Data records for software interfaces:
------------------------------------

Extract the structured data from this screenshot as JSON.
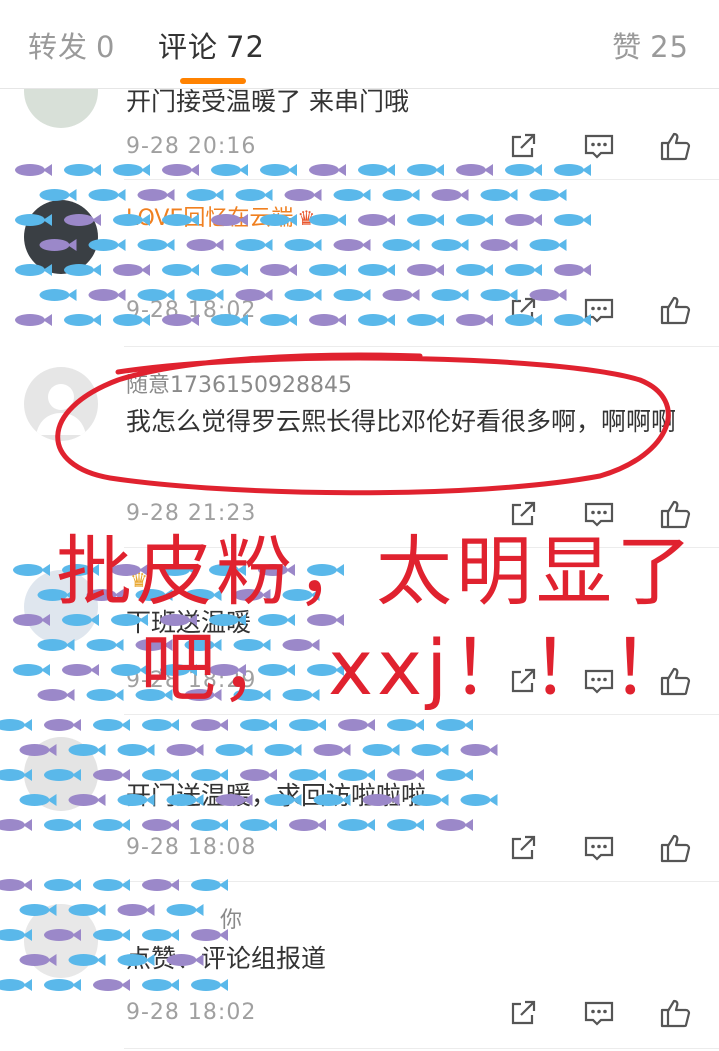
{
  "tabs": {
    "repost": {
      "label": "转发",
      "count": "0"
    },
    "comments": {
      "label": "评论",
      "count": "72"
    },
    "likes": {
      "label": "赞",
      "count": "25"
    }
  },
  "colors": {
    "accent": "#ff8200",
    "annotation_red": "#e0222f",
    "fish_blue": "#5ab8ea",
    "fish_purple": "#9b88c9"
  },
  "comments": [
    {
      "username": "",
      "text": "开门接受温暖了 来串门哦",
      "time": "9-28 20:16"
    },
    {
      "username": "LOVE回忆在云端",
      "text": "",
      "time": "9-28 18:02"
    },
    {
      "username": "随意1736150928845",
      "text": "我怎么觉得罗云熙长得比邓伦好看很多啊，啊啊啊",
      "time": "9-28 21:23"
    },
    {
      "username": "",
      "text": "下班送温暖",
      "time": "9-28 18:29"
    },
    {
      "username": "",
      "text": "开门送温暖，求回访啦啦啦",
      "time": "9-28 18:08"
    },
    {
      "username": "你",
      "text": "点赞、评论组报道",
      "time": "9-28 18:02"
    }
  ],
  "icons": {
    "share": "share-icon",
    "reply": "comment-icon",
    "like": "thumbs-up-icon"
  },
  "annotation": {
    "line1": "批皮粉，太明显了",
    "line2": "吧， xxj！！！"
  }
}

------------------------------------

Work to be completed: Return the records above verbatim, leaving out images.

Result below:
Extract the structured data from this screenshot as JSON.
{
  "tabs": {
    "repost": {
      "label": "转发",
      "count": "0"
    },
    "comments": {
      "label": "评论",
      "count": "72"
    },
    "likes": {
      "label": "赞",
      "count": "25"
    }
  },
  "colors": {
    "accent": "#ff8200",
    "annotation_red": "#e0222f",
    "fish_blue": "#5ab8ea",
    "fish_purple": "#9b88c9"
  },
  "comments": [
    {
      "username": "",
      "text": "开门接受温暖了 来串门哦",
      "time": "9-28 20:16"
    },
    {
      "username": "LOVE回忆在云端",
      "text": "",
      "time": "9-28 18:02"
    },
    {
      "username": "随意1736150928845",
      "text": "我怎么觉得罗云熙长得比邓伦好看很多啊，啊啊啊",
      "time": "9-28 21:23"
    },
    {
      "username": "",
      "text": "下班送温暖",
      "time": "9-28 18:29"
    },
    {
      "username": "",
      "text": "开门送温暖，求回访啦啦啦",
      "time": "9-28 18:08"
    },
    {
      "username": "你",
      "text": "点赞、评论组报道",
      "time": "9-28 18:02"
    }
  ],
  "icons": {
    "share": "share-icon",
    "reply": "comment-icon",
    "like": "thumbs-up-icon"
  },
  "annotation": {
    "line1": "批皮粉，太明显了",
    "line2": "吧， xxj！！！"
  }
}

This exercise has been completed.